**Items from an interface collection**
[Start of section]

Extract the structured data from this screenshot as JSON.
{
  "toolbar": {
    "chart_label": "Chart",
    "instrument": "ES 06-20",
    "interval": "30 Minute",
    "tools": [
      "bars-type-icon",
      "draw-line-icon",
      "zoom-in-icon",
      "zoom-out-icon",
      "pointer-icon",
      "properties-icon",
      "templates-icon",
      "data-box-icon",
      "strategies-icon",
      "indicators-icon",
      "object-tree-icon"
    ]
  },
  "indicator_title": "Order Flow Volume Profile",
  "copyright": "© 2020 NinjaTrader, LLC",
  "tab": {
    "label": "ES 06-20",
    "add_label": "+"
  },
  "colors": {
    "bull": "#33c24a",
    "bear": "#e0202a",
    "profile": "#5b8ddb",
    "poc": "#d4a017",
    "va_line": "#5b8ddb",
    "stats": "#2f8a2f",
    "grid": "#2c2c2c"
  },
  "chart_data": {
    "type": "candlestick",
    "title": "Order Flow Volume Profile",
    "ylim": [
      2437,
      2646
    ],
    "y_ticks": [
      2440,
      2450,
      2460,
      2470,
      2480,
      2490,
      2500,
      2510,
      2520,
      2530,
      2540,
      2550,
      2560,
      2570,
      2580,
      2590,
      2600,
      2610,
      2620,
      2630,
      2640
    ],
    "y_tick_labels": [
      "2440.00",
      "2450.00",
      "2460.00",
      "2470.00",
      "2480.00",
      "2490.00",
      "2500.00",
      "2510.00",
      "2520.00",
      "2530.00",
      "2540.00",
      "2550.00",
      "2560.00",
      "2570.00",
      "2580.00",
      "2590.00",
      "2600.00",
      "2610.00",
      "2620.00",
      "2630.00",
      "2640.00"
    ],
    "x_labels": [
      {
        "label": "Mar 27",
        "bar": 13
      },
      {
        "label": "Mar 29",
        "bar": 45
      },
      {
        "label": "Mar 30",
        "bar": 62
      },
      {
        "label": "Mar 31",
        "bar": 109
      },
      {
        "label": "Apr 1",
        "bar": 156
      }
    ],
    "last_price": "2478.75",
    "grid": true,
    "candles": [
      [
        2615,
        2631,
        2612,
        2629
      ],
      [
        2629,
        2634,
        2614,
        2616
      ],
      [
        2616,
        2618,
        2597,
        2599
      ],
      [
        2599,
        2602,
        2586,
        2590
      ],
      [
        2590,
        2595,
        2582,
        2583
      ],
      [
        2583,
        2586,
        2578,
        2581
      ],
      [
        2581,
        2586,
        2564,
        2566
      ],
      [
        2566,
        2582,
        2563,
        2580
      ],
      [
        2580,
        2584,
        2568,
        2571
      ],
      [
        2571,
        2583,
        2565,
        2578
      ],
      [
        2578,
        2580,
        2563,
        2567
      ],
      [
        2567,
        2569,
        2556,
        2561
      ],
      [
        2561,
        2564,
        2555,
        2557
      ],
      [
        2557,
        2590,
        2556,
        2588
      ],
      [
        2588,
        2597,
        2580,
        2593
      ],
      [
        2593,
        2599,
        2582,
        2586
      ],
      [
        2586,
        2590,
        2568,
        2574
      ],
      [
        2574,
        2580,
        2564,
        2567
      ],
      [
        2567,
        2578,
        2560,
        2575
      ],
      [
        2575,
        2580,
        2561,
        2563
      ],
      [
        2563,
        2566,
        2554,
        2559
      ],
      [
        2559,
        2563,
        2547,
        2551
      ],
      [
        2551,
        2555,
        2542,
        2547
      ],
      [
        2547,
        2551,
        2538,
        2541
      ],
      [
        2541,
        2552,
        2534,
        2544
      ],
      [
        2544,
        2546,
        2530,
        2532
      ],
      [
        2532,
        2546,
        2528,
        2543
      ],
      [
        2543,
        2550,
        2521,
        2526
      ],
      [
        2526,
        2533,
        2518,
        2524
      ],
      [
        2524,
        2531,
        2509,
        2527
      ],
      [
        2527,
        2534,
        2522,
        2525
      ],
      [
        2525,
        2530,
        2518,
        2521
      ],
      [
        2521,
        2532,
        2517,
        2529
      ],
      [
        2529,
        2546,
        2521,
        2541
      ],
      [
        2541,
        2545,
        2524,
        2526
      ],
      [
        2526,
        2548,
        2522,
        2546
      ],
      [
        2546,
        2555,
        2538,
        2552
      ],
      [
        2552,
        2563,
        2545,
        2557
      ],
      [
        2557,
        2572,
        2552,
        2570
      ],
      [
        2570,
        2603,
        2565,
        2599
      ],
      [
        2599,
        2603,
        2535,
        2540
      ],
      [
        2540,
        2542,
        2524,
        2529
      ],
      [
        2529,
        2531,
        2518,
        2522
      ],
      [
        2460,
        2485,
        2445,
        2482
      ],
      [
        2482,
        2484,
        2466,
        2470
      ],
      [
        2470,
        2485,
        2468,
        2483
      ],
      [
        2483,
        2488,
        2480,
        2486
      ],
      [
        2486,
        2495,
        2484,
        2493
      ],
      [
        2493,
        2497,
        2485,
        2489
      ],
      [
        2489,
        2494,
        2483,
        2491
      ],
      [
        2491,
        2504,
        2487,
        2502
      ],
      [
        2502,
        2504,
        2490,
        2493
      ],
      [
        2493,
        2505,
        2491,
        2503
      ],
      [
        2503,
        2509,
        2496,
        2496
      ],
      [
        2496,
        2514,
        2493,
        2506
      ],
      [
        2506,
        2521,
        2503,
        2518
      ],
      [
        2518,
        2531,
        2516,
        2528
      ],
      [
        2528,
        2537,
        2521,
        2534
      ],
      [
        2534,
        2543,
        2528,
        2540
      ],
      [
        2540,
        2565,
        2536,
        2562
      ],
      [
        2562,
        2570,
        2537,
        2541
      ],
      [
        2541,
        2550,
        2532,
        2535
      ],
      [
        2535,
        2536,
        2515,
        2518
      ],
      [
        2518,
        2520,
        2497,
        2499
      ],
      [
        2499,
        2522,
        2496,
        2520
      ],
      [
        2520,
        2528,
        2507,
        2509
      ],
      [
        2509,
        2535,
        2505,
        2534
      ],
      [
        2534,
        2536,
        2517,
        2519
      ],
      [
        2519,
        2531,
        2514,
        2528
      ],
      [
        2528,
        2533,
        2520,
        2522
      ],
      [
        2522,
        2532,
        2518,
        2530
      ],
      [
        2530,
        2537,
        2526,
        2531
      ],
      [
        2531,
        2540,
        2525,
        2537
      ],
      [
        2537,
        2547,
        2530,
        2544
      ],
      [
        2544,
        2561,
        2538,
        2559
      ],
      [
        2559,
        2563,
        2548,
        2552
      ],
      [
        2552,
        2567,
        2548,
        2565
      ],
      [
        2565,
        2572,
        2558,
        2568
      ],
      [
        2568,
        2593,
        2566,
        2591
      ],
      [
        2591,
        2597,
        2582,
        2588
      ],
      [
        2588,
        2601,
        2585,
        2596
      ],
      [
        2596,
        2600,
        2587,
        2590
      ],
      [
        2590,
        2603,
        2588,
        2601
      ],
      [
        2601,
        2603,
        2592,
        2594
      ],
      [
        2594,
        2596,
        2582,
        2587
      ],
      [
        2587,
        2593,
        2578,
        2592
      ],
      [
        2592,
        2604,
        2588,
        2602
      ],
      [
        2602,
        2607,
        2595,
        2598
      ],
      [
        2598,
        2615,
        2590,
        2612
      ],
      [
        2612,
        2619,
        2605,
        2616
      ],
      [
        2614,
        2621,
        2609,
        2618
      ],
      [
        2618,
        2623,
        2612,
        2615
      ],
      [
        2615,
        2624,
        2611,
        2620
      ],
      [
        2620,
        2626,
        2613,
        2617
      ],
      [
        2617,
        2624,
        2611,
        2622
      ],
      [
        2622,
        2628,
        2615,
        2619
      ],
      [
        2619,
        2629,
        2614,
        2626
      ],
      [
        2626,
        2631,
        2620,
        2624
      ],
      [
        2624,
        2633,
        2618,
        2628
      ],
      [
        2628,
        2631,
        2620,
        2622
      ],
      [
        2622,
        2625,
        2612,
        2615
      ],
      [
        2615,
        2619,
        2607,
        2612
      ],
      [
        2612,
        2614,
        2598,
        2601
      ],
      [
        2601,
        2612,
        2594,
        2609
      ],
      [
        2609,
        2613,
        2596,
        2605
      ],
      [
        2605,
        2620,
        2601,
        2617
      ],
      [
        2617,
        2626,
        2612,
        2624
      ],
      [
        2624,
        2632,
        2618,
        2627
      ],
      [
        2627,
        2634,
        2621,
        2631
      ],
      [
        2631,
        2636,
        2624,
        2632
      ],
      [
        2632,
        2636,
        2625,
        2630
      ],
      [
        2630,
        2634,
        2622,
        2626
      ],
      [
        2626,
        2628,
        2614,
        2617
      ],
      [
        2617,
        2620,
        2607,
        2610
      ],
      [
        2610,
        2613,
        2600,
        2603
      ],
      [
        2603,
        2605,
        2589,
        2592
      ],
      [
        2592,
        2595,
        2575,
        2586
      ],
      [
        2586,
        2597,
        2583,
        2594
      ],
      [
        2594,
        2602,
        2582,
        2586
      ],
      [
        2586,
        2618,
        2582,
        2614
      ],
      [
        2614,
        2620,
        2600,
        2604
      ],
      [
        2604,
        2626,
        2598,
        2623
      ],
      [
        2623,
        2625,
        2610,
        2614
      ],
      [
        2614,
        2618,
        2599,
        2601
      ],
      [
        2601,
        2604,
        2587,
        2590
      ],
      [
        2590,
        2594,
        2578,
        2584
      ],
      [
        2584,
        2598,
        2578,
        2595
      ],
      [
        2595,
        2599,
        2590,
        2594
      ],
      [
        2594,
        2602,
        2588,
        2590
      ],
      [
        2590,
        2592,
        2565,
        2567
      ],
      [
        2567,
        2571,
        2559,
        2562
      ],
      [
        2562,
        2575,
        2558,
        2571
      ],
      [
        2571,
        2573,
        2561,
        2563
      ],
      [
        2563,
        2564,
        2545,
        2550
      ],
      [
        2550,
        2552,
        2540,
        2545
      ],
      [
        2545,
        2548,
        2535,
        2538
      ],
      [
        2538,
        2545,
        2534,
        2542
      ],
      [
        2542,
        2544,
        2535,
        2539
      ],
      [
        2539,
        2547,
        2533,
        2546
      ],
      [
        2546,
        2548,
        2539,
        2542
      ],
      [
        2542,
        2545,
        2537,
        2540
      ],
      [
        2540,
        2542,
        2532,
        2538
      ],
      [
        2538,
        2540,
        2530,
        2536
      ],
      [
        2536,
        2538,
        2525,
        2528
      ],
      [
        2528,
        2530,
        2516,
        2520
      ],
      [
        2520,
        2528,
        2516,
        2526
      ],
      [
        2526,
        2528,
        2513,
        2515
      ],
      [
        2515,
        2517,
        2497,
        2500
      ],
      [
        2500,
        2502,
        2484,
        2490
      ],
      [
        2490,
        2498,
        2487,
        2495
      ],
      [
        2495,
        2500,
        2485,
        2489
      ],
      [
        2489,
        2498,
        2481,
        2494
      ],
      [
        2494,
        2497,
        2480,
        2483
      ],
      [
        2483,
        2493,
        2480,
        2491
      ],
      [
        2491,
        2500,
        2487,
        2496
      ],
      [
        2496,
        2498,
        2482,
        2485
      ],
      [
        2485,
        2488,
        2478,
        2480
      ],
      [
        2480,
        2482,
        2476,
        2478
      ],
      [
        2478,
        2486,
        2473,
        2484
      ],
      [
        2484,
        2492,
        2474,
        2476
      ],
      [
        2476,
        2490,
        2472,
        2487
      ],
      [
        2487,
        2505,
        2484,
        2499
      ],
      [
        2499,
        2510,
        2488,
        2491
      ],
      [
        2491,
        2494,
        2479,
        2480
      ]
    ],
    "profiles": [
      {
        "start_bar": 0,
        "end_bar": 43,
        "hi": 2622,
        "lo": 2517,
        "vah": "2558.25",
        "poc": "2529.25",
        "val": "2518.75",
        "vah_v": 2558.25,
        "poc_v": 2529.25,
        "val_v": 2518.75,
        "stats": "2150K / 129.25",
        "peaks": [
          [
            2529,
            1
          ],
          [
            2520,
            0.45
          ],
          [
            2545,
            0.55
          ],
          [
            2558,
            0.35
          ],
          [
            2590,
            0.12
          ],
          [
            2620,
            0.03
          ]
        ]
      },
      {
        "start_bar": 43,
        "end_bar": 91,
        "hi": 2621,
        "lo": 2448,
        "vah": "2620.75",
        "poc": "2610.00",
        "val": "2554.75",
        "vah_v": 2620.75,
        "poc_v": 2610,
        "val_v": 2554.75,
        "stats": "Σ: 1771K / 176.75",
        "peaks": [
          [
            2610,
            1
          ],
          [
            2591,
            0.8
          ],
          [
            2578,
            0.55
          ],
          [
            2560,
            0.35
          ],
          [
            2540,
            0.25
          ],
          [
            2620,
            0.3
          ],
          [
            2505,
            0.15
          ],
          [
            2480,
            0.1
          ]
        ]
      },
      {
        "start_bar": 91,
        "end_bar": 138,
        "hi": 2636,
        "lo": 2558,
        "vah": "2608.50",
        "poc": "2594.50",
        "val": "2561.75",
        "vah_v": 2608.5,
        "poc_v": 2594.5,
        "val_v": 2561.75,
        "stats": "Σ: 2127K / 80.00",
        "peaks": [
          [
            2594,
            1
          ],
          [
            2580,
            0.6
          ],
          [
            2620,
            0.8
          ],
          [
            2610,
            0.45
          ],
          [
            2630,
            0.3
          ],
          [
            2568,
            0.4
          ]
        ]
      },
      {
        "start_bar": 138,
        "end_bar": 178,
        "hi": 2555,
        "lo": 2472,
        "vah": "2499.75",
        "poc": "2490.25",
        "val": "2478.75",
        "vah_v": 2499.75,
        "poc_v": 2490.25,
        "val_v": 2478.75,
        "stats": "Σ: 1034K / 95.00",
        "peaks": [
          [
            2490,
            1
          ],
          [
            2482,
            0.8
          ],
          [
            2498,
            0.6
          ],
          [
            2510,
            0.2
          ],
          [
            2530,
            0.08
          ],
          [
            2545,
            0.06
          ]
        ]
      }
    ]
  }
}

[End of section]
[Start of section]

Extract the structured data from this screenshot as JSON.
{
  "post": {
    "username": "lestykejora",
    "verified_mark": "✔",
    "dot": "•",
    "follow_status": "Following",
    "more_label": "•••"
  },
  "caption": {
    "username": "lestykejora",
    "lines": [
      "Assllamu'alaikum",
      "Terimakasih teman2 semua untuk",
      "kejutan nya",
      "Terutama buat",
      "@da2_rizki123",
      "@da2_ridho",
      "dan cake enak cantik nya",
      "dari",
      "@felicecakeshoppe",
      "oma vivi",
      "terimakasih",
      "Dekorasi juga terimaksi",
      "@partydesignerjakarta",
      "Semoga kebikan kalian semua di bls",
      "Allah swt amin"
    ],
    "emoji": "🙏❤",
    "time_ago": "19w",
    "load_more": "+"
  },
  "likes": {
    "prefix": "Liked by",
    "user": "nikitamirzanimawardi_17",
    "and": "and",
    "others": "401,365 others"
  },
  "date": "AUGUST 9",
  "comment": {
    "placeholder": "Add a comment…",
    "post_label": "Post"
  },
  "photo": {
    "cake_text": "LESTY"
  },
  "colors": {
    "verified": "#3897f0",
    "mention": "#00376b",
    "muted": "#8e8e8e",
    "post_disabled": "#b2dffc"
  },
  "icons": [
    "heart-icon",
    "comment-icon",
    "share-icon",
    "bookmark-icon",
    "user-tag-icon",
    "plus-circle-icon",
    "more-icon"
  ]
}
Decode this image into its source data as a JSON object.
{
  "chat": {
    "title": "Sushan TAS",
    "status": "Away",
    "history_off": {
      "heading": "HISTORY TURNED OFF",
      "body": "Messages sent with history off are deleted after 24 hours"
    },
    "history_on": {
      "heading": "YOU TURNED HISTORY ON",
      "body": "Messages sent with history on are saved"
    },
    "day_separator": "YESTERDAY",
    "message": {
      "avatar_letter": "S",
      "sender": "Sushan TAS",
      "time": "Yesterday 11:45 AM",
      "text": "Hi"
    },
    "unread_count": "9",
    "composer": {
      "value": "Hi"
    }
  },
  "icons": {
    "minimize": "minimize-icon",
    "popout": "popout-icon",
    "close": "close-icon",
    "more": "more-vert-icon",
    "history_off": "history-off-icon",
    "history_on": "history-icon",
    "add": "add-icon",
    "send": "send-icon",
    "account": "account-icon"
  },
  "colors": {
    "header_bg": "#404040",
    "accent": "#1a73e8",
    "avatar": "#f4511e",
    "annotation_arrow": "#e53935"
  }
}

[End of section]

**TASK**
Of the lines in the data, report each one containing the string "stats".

**ANSWER BOX**
    "stats": "#2f8a2f",
        "stats": "2150K / 129.25",
        "stats": "Σ: 1771K / 176.75",
        "stats": "Σ: 2127K / 80.00",
        "stats": "Σ: 1034K / 95.00",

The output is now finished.